We're about to enter the dregs of winter - a time of year that doesn't tend to get much love. November and December are 'party season', but January through to mid-March, well that's just a drag we'd happily do without.
But could we be missing a trick? Think back over the past couple of years or so. How many times did you find yourself thinking: if only I had some time to myself; wasn't so busy; could just slow down?
Well, maybe here's your chance. With a bit of rebranding, late winter - in all its empty-diary, tightened-purse-strings glory - might be exactly what we've been wishing for.
Life in the slow lane
Slow living - which is basically about dialling down a gear and being more present - was made for this time of year. You might be doing it already, or maybe you're desperate for it but aren't quite 'there', but the concept is a simple one.
It's about reframing our approach to time and shifting focus. Savouring rather than rushing. Knowing that sometimes having no plan is the plan. Rejoicing in the joy of a ploddy morning pottering around in your robe, exploring a new Spotify playlist and watching the birds through the window as the good coffee brews, rather than berating yourself for 'wasting time'.
It sounds so basic - and it is - but 'modern life' has made us masters at doing the exact opposite. We're often so used to running on stress and being constantly distracted and 'productive', even when we do get the chance to slow down, we're not sure what to do with it.
"By slowing down, we start living every moment fully. That means taking more pleasure from everything we do. We become more creative and efficient. We eat better, boost our energy and reinvigorate our health. We build stronger relationships. Slowing down also brings an inner calm and gives us the time and space to reflect deeply," says Carl Honore, author of 2004's global bestseller In Praise Of Slow, and 2012's The Slow Fix. "That means we can start seeing that everything and everyone is connected. A slow world would be kinder, more humane and more sustainable."
You make the rules
One of the biggest beauties of slow living is it's something you can just get on with on your own terms, as and when it suits. There is a Slow Living Movement, and of course you can seek inspiration from all sorts of sources, but this isn't about following a rigid formula, or abandoning all commitments and disengaging. Quite the opposite.
Even Honore says he's "not an extremist of slowness. I love speed. Faster is often better - we all know that. But not always better. And that's the key here. Being slow means doing everything at the correct speed: quickly, slowly or whatever pace works best.
"Slow means being present, living each moment fully, putting quality before quantity in everything from work and sex to food and parenting. Ultimately, it's about living your life rather than rushing through it," adds the writer.

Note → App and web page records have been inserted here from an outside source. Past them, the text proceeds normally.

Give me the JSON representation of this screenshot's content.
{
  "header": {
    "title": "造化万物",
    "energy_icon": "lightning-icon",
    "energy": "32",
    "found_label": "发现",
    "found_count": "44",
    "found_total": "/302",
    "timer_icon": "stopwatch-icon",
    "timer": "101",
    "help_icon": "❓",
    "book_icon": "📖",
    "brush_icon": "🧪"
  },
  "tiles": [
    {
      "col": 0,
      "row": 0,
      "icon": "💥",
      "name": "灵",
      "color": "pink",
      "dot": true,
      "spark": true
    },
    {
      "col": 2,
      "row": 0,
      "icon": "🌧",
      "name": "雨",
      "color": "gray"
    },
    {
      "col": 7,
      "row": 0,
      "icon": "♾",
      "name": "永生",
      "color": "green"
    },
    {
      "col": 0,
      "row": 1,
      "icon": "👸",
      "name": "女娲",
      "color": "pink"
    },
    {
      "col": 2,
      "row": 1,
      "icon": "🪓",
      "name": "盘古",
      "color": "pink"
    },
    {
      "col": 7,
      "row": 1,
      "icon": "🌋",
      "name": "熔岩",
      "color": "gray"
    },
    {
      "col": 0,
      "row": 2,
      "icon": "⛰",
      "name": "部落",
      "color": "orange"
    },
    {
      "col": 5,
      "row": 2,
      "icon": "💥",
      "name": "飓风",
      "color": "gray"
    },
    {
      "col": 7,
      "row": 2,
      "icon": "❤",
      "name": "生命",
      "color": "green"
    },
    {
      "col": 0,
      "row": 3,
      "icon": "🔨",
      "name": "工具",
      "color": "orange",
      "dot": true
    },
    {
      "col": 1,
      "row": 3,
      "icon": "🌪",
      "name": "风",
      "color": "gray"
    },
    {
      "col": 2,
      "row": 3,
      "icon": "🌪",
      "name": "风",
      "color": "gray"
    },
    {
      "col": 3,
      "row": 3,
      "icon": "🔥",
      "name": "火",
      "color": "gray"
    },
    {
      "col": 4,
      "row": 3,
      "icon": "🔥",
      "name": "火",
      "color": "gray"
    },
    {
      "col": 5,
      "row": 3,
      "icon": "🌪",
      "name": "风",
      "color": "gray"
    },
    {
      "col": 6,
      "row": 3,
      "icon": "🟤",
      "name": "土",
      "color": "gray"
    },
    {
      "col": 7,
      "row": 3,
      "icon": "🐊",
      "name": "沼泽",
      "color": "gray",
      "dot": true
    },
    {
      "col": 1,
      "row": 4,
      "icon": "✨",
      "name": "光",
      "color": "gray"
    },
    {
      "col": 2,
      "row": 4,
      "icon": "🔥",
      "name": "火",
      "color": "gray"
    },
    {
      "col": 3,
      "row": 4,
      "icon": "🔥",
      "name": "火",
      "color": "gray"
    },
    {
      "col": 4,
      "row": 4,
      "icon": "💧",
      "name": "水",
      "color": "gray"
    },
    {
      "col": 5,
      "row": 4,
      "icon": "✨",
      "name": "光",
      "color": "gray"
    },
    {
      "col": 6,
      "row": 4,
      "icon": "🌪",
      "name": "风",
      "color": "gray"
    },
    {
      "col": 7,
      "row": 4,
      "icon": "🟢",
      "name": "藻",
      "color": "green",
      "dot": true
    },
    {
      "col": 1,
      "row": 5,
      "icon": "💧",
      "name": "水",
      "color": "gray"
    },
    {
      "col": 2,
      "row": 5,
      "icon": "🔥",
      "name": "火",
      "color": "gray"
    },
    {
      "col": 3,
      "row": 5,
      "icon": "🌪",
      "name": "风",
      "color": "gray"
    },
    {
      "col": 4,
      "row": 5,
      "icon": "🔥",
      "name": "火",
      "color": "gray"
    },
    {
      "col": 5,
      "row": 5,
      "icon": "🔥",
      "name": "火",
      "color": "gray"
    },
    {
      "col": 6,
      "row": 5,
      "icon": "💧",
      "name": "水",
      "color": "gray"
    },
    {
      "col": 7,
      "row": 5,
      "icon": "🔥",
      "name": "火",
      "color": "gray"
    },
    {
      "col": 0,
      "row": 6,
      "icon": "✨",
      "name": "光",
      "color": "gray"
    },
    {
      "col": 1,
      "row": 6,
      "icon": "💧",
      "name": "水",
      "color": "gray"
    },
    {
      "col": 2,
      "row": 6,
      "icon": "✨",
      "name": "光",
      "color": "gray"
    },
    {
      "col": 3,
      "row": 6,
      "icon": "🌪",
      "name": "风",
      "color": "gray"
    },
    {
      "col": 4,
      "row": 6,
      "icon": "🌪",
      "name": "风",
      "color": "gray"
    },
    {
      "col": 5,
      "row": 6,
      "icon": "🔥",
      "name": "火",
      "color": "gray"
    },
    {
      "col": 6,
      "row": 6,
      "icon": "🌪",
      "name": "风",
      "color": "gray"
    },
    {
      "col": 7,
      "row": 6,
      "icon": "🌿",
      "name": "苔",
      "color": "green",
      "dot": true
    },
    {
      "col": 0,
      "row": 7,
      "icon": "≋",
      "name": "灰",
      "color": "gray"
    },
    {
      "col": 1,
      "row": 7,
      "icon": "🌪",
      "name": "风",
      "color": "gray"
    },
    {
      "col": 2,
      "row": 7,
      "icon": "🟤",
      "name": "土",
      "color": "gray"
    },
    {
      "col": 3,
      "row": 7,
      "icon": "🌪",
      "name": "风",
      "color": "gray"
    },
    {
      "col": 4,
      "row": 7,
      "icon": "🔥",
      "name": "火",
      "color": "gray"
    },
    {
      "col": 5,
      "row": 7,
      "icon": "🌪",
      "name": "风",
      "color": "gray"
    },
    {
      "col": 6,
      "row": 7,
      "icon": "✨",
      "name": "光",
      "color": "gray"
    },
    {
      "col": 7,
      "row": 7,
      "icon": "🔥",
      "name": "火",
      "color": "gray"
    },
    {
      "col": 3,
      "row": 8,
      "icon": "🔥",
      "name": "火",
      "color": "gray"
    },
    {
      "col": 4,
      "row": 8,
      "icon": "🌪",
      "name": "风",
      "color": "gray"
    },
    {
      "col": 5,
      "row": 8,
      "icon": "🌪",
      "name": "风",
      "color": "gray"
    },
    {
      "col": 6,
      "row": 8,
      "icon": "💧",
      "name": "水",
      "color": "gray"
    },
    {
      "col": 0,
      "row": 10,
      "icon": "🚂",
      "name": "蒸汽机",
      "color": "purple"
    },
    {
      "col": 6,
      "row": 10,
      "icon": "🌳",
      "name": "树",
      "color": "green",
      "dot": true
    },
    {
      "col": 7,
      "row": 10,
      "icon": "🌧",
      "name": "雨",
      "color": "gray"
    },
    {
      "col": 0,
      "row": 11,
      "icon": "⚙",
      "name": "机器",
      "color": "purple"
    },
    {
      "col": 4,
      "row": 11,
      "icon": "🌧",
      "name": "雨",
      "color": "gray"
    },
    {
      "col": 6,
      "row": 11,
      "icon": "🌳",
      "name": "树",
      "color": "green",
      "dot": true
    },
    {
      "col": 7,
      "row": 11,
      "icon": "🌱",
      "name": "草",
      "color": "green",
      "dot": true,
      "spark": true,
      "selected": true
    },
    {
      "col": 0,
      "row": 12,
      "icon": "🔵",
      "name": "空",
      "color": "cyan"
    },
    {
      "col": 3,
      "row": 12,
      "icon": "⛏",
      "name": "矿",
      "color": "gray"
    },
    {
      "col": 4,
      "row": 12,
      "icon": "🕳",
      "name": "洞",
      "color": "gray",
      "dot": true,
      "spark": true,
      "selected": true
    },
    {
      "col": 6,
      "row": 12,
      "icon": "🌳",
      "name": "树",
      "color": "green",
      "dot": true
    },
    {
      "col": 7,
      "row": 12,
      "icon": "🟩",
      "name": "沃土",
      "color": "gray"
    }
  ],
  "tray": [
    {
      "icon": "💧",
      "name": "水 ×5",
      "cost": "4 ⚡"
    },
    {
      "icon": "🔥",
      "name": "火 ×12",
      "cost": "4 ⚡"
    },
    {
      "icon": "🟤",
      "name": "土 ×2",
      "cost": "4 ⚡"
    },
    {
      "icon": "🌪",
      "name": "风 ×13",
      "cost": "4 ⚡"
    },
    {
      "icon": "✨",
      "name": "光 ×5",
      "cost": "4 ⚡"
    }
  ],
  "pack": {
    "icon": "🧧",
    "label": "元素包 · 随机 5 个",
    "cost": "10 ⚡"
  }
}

It certainly shouldn't add to any sense of pressure either. When we're overwhelmed and overstretched, it's so easy for even self-care to feel like a pressure, another thing we 'should' be doing but are failing at. Honore agrees that this is a common trap, but we can step away from it.
"Part of what drives our roadrunner, always-on world is the toxic culture of perfectionism. The last thing we want to do is turn slowing down into another item on our to-do list, or a stick to beat ourselves with, or a performance to burnish on social media," he says.
"Life is messy and human beings are fallible, which means you're never going to live every moment at the perfect tempo. And that's OK. The secret lies in trying to find the right tempo for each moment, while accepting you won't always hit the sweet spot.
"Embracing slow is a lifelong adventure, where you're always learning, experimenting and pivoting. It's not a thing that you 'get done' and then move on with the rest of your life. It's a way to reinvent your life so you live it to the full."
So rather than wishing the dregs of winter away, how about embracing the chance to live a little slower?